**This article is updated each year. Please scroll to the top for the most recent information.**
The release of the TSX Venture Exchange’s TSX Venture 50 list is always exciting. Put out annually, it ranks the exchange’s strongest performers across five sectors: cleantech and life science, diversified industries, mining, oil and gas and technology.
Companies are chosen based on three equally weighted criteria: market cap growth, share price appreciation and trading volume. On average, the companies on this year’s list delivered a return of 72 percent in 2015.
For investors interested in the life science space, the TSX Venture 50 list may be a good place to start. This year’s list cleantech and life science category includes five life science companies, three medical marijuana companies and two cleantech companies. Here’s a brief look at the five life science companies that made the list, and an overview of how they performed in 2015.
1. VANC Pharmaceuticals (TSXV:NPH)

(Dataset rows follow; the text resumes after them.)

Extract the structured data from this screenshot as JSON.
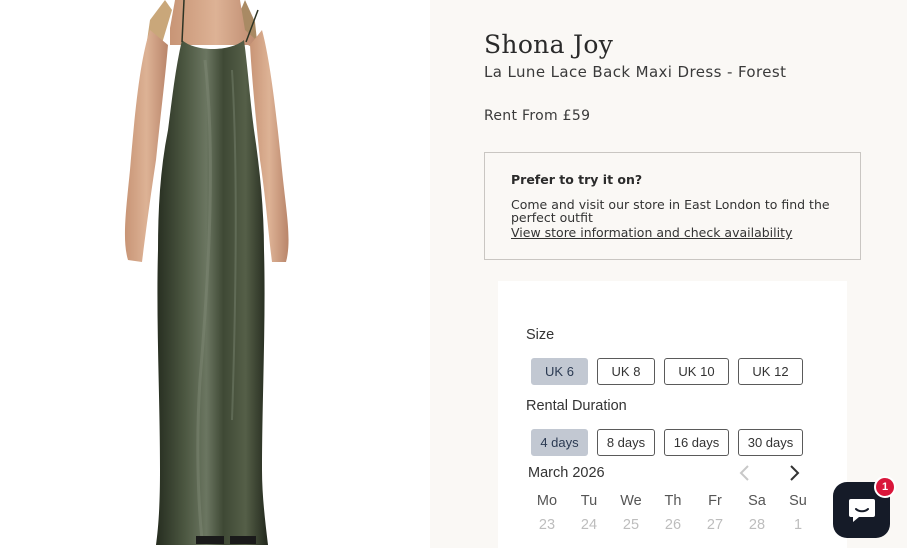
{
  "product": {
    "image_alt": "Green satin maxi dress",
    "brand": "Shona Joy",
    "title": "La Lune Lace Back Maxi Dress - Forest",
    "price": "Rent From £59"
  },
  "try_on": {
    "heading": "Prefer to try it on?",
    "text": "Come and visit our store in East London to find the perfect outfit",
    "link": "View store information and check availability"
  },
  "booking": {
    "size_label": "Size",
    "sizes": [
      "UK 6",
      "UK 8",
      "UK 10",
      "UK 12"
    ],
    "selected_size": "UK 6",
    "duration_label": "Rental Duration",
    "durations": [
      "4 days",
      "8 days",
      "16 days",
      "30 days"
    ],
    "selected_duration": "4 days",
    "calendar": {
      "month": "March 2026",
      "weekdays": [
        "Mo",
        "Tu",
        "We",
        "Th",
        "Fr",
        "Sa",
        "Su"
      ],
      "first_row": [
        "23",
        "24",
        "25",
        "26",
        "27",
        "28",
        "1"
      ]
    }
  },
  "chat": {
    "badge_count": "1",
    "icon": "chat-bubble-icon"
  },
  "colors": {
    "selected_option_bg": "#c2c8d2",
    "chat_button_bg": "#151b28",
    "badge_bg": "#d9163a",
    "dress_green": "#3b4530"
  }
}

VANC Pharmaceuticals has a mandate that includes providing Canadians with affordable generic pharmaceuticals and over-the-counter healthcare products. Currently, the company has a several over-the-counter products, including Ferroheme, a bioidentical hemoglobin iron protein complex that helps with iron deficiency and anemia, and Pedia-safe, a polyvitamin drop for infants and children.

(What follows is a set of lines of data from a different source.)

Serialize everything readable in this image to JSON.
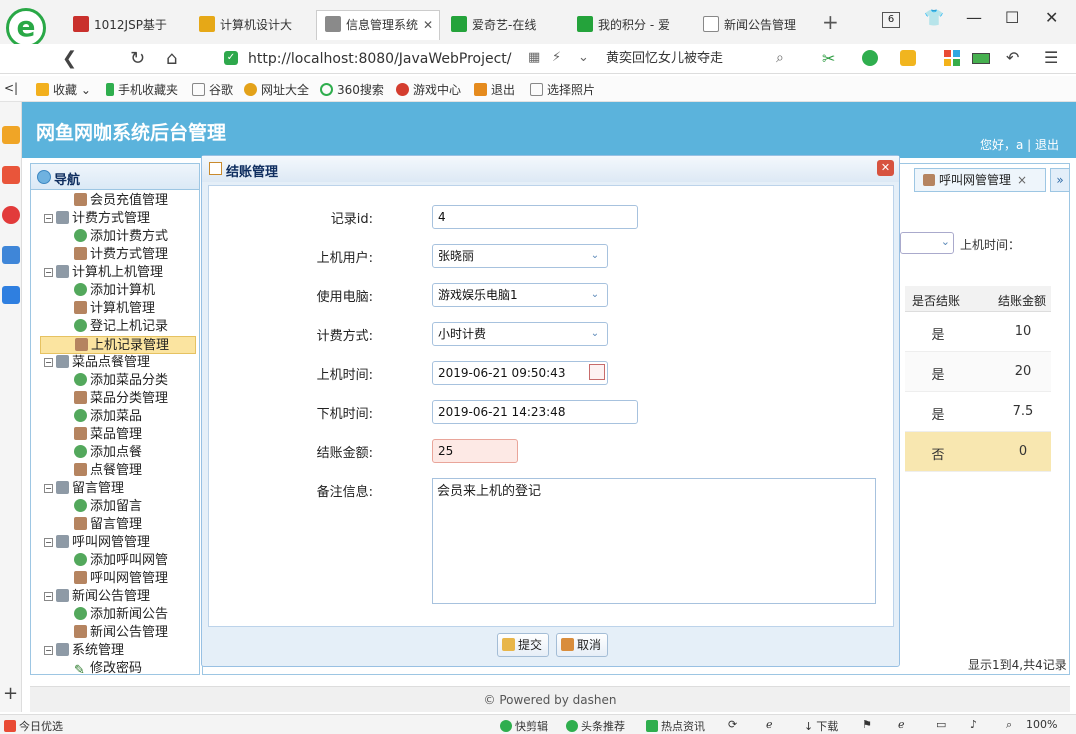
{
  "browser": {
    "tabs": [
      {
        "label": "1012JSP基于",
        "color": "#c9302c"
      },
      {
        "label": "计算机设计大",
        "color": "#e6a817"
      },
      {
        "label": "信息管理系统",
        "color": "#8a8a8a",
        "active": true
      },
      {
        "label": "爱奇艺-在线",
        "color": "#24a33b"
      },
      {
        "label": "我的积分 - 爱",
        "color": "#24a33b"
      },
      {
        "label": "新闻公告管理",
        "color": "#888888"
      }
    ],
    "tab_count": "6",
    "url": "http://localhost:8080/JavaWebProject/",
    "search_text": "黄奕回忆女儿被夺走",
    "bookmarks": [
      "收藏",
      "手机收藏夹",
      "谷歌",
      "网址大全",
      "360搜索",
      "游戏中心",
      "退出",
      "选择照片"
    ]
  },
  "app": {
    "title": "网鱼网咖系统后台管理",
    "greeting": "您好，a | 退出",
    "nav_title": "导航",
    "tree": [
      {
        "label": "会员充值管理",
        "level": 2,
        "icon": "user-icon"
      },
      {
        "label": "计费方式管理",
        "level": 1,
        "icon": "folder-icon"
      },
      {
        "label": "添加计费方式",
        "level": 2,
        "icon": "add-icon"
      },
      {
        "label": "计费方式管理",
        "level": 2,
        "icon": "user-icon"
      },
      {
        "label": "计算机上机管理",
        "level": 1,
        "icon": "folder-icon"
      },
      {
        "label": "添加计算机",
        "level": 2,
        "icon": "add-icon"
      },
      {
        "label": "计算机管理",
        "level": 2,
        "icon": "user-icon"
      },
      {
        "label": "登记上机记录",
        "level": 2,
        "icon": "add-icon"
      },
      {
        "label": "上机记录管理",
        "level": 2,
        "icon": "user-icon",
        "selected": true
      },
      {
        "label": "菜品点餐管理",
        "level": 1,
        "icon": "folder-icon"
      },
      {
        "label": "添加菜品分类",
        "level": 2,
        "icon": "add-icon"
      },
      {
        "label": "菜品分类管理",
        "level": 2,
        "icon": "user-icon"
      },
      {
        "label": "添加菜品",
        "level": 2,
        "icon": "add-icon"
      },
      {
        "label": "菜品管理",
        "level": 2,
        "icon": "user-icon"
      },
      {
        "label": "添加点餐",
        "level": 2,
        "icon": "add-icon"
      },
      {
        "label": "点餐管理",
        "level": 2,
        "icon": "user-icon"
      },
      {
        "label": "留言管理",
        "level": 1,
        "icon": "folder-icon"
      },
      {
        "label": "添加留言",
        "level": 2,
        "icon": "add-icon"
      },
      {
        "label": "留言管理",
        "level": 2,
        "icon": "user-icon"
      },
      {
        "label": "呼叫网管管理",
        "level": 1,
        "icon": "folder-icon"
      },
      {
        "label": "添加呼叫网管",
        "level": 2,
        "icon": "add-icon"
      },
      {
        "label": "呼叫网管管理",
        "level": 2,
        "icon": "user-icon"
      },
      {
        "label": "新闻公告管理",
        "level": 1,
        "icon": "folder-icon"
      },
      {
        "label": "添加新闻公告",
        "level": 2,
        "icon": "add-icon"
      },
      {
        "label": "新闻公告管理",
        "level": 2,
        "icon": "user-icon"
      },
      {
        "label": "系统管理",
        "level": 1,
        "icon": "folder-icon"
      },
      {
        "label": "修改密码",
        "level": 2,
        "icon": "pencil-icon"
      }
    ],
    "open_tab": "呼叫网管管理",
    "filter_label": "上机时间：",
    "grid": {
      "columns": [
        "是否结账",
        "结账金额"
      ],
      "rows": [
        [
          "是",
          "10"
        ],
        [
          "是",
          "20"
        ],
        [
          "是",
          "7.5"
        ],
        [
          "否",
          "0"
        ]
      ]
    },
    "pager": "显示1到4,共4记录",
    "footer": "© Powered by dashen"
  },
  "dialog": {
    "title": "结账管理",
    "labels": {
      "record_id": "记录id:",
      "user": "上机用户:",
      "computer": "使用电脑:",
      "billing": "计费方式:",
      "start": "上机时间:",
      "end": "下机时间:",
      "amount": "结账金额:",
      "remark": "备注信息:"
    },
    "values": {
      "record_id": "4",
      "user": "张晓丽",
      "computer": "游戏娱乐电脑1",
      "billing": "小时计费",
      "start": "2019-06-21 09:50:43",
      "end": "2019-06-21 14:23:48",
      "amount": "25",
      "remark": "会员来上机的登记"
    },
    "submit": "提交",
    "cancel": "取消"
  },
  "statusbar": {
    "left": "今日优选",
    "items": [
      "快剪辑",
      "头条推荐",
      "热点资讯",
      "下载"
    ],
    "zoom": "100%"
  }
}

Last year, VANC’s trading volume was 241,384,075. Meanwhile, its share price rose 119 percent during 2015, while its market cap grew 191 percent.
2. Tribute Pharmaceuticals Canada
In December 2015, Tribute Pharmaceuticals Canada and POZEN announced plans to merge and form Aralez Pharmaceuticals (TSX:ARZ,NASDAQ:ARLZ). The merger was completed at the beginning of February, and Aralez began trading later that month. The combined company is a specialty pharmaceutical company focused on cardiovascular issues, pain and other specialty areas.
Though Tribute is no longer trading, it nevertheless made this year’s TSX Venture 50 list, recording a 176-percent change in market cap in 2015. The company also saw its share price increase by 129 percent and had a 2015 trading volume of 140,738,060.
3. Medicure (TSXV:MPH)
Also a specialty pharmaceutical company, Medicure is focused on the development and commercialization of therapeutics for the US hospital market. In particular, the company has honed in on acute cardiovascular care, which it serves with AGGRASTAT. AGGRASTAT has been shown to reduce the rate of thrombotic cardiovascular events in patients with non-ST elevation acute coronary syndrome.
In 2015, Medicure saw its market cap increase by 155 percent. Meanwhile, its trading volume was on the lower side, at 8,038,156, and its share price was up 116 percent for the year.
4. bioMmune Technologies (TSXV:IMU)
bioMmune Technologies is engaged in harnessing the body’s immune system to fight cancer and autoimmune diseases. The company uses proprietary screening systems to identify novel compounds that are able to restore immune recognition and kill cancer cells. It also exploits the regulation of calcium channel activity, an important factor in controlling cells involved in the immune system. Finally, it is actively finding molecules that regulate CD74, a protein involved in the immune system’s ability to fight antigens.
Last year, bioMmune’s share price increased by 120 percent, while its share price rose 60 percent. Its trading volume came in at 8,444,124.
5. Sernova (TSXV:SVA)
Clinical-stage Sernova is working on developing products for the treatment of chronic disease; it uses therapeutic cells transplanted into an implanted medical device in order to replace missing hormones or proteins. The company’s Cell Pouch System offers a versatile treatment for a number of chronic diseases. The company is currently conducing a Phase I/II clinical study in subjects with diabetes.
In 2015, Sernova’s trading volume was 36,704,930. The company’s market cap was up 118 percent, while its share price rose 100 percent.
Securities Disclosure: I, Vivien Diniz, hold no direct investment interest in any company mentioned in this article.